→ **ASSIGNED TASK**
Taking each line of the records in turn, count those containing "小皇子刘冯" and report only the number.
^^^^^^^^
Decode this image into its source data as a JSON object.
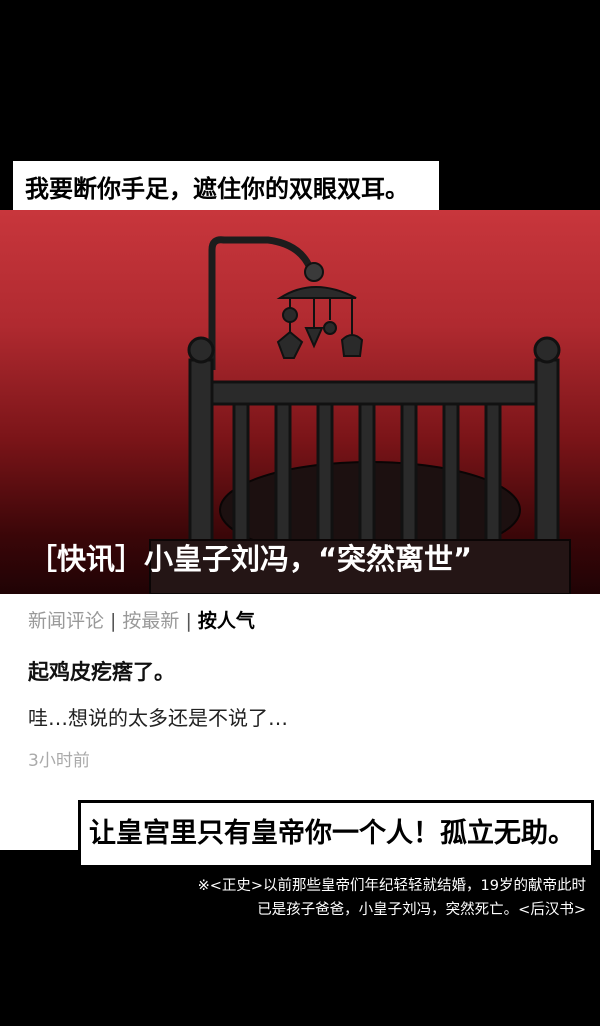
{
  "captions": {
    "top": "我要断你手足，遮住你的双眼双耳。",
    "bottom": "让皇宫里只有皇帝你一个人！孤立无助。"
  },
  "scene": {
    "headline": "［快讯］小皇子刘冯，“突然离世”",
    "illustration": "crib-with-mobile",
    "background_color": "#c8363c"
  },
  "comments": {
    "tabs": [
      "新闻评论",
      "按最新",
      "按人气"
    ],
    "active_tab": "按人气",
    "items": [
      {
        "title": "起鸡皮疙瘩了。",
        "body": "哇…想说的太多还是不说了…",
        "time": "3小时前"
      }
    ]
  },
  "footnote": {
    "line1": "※<正史>以前那些皇帝们年纪轻轻就结婚，19岁的献帝此时",
    "line2": "已是孩子爸爸，小皇子刘冯，突然死亡。<后汉书>"
  }
}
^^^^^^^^
→ **TASK OUTPUT**
2